This little Key of Dreams out of my pack.
The road, the road, beyond men's bolted doors,
There shall I walk and you go free of me,
For yours lies North across the moors,
And mine lies South. To what seas?
How if we stopped and let our solemn selves go by,
While my gay ghost caught and kissed yours, as ghosts don't do,
And by the wayside, this forgotten you and I
Sat, and were twenty-two?
Give me the key that locks your tired eyes,
And I will lend you this one from my pack,
Brighter than colored beads and painted books that make men wise:
Take it. No, give it back!
The Road to Kerity
Do you remember the two old people we passed
on the road to Kerity,
Resting their sack on the stones, by the drenched wayside,
Looking at us with their lightless eyes
through the driving rain, and then out again
To the rocks, and the long white line of the tide:
Frozen ghosts that were children once,
husband and wife, father, and mother,
Looking at us with those frozen eyes;
have you ever seen anything quite so chilled
or so old?
But we – with our arms about each other,
We did not feel the cold!
The Sunlit House
White, through the gate it gleamed and slept
In shattered sunshine. The parched garden flowers
Their scarlet petals from the beds unswept
Like children unloved and ill-kept
Dreamed through the hours Two blue hydrangeas
by the blistered door burned brown
Watched there, and no one in the town
Cared to go past it night or day
Though why this was they wouldn't say
But I, the stranger, knew that I must stay.
Pace up the weed-grown paths and down -
Till one afternoon - there is just a doubt -
Bit I fancy I heard a tiny shout -
From an upper window a bird flew out -
And I went my way.
From our low seat beside the fire
Where we have dozed and dreamed, and watched the glow
Or raked the ashes, stooping so
We scarcely saw the sun and rain
Through the small curtained window-pane,
Or looked much higher
Than this same quiet red or burned-out fire,
Tonight we heard a call,
A voice on the sharp air,
And felt a breath stirring our hair,
A flame within us. Something swift and tall
Swept in and out and that was all.
Was it a bright or a dark angel? Who can know?
It made no mark upon the snow;
But suddenly, in passing, snapped the chain,
Unbarred, flung wide the door
Which will not shut again:
And so we cannot sit here any more.
We must arise and go.
The world is cold without
And dark and hedged about
With mystery and enmity and doubt,
But we must go,
Though yet we do not know
Who called, or what marks we shall leave upon the snow.
A Quoi Bon Dire
Seventeen years ago you said
Something that sounded like Good-bye:
And everybody thinks you are dead
So I as I grow stiff and cold
To this and that say Good-bye too;

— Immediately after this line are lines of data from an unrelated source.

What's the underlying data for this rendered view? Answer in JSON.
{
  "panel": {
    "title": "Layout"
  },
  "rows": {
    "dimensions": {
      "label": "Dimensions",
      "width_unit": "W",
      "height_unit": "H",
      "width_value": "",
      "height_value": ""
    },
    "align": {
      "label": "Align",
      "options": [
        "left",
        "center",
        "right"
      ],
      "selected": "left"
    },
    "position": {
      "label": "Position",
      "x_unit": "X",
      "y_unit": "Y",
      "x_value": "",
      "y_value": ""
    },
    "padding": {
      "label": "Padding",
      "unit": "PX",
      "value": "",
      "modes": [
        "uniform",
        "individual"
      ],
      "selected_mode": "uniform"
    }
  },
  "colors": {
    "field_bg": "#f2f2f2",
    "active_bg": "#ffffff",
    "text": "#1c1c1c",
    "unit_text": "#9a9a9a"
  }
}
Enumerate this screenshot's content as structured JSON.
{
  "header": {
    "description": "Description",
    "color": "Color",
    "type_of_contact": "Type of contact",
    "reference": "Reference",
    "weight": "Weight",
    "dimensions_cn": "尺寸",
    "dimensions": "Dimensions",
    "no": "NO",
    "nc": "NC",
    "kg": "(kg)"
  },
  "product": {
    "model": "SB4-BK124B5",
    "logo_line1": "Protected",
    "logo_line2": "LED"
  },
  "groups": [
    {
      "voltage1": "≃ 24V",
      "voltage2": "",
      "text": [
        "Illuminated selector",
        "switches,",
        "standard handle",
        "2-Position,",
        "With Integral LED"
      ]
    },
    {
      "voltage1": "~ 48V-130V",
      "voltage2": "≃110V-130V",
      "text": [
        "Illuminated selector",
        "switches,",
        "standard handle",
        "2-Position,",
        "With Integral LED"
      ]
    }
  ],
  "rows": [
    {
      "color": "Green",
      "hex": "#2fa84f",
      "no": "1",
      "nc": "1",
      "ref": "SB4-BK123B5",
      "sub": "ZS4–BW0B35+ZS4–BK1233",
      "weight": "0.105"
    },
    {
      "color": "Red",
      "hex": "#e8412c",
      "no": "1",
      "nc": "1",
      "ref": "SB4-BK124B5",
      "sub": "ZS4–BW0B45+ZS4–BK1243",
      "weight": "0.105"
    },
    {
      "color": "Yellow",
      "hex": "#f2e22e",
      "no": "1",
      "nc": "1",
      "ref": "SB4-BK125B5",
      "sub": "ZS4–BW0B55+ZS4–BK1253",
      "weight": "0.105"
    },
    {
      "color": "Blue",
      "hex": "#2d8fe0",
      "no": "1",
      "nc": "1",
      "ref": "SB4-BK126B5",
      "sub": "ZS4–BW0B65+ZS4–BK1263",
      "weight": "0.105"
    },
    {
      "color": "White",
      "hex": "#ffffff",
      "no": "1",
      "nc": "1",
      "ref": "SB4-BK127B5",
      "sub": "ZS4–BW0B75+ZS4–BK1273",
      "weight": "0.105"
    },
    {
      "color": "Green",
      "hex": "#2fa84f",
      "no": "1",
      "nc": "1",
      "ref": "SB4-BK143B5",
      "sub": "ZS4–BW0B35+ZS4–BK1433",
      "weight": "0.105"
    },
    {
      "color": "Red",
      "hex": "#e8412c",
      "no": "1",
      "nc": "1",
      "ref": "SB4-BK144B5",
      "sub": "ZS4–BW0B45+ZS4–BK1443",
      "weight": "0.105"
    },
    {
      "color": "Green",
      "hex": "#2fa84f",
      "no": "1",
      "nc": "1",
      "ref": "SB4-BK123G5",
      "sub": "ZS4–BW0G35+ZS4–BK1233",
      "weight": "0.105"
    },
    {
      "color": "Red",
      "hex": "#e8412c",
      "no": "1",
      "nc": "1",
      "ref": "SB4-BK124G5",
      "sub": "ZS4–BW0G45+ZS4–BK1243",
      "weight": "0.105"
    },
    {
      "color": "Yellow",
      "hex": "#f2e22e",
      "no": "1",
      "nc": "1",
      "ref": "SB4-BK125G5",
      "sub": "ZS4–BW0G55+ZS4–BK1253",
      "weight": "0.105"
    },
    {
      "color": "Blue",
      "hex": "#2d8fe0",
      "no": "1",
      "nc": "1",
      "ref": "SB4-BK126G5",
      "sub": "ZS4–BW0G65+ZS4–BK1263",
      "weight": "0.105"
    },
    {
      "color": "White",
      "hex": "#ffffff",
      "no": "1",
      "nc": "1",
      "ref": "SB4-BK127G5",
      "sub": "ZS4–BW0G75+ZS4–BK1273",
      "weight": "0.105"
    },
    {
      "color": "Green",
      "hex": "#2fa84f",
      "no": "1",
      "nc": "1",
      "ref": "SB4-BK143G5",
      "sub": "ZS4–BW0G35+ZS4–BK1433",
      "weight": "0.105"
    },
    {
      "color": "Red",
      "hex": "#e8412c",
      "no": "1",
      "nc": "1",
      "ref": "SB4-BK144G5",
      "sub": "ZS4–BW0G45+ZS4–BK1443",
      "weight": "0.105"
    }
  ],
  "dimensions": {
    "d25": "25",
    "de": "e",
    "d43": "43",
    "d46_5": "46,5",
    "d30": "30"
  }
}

And everybody sees that I am old
And one fine morning in a sunny lane
Some boy and girl will meet and kiss and swear
That nobody can love their way again
While over there
You will have smiled, and I shall have tossed your hair
(1869 - 1928)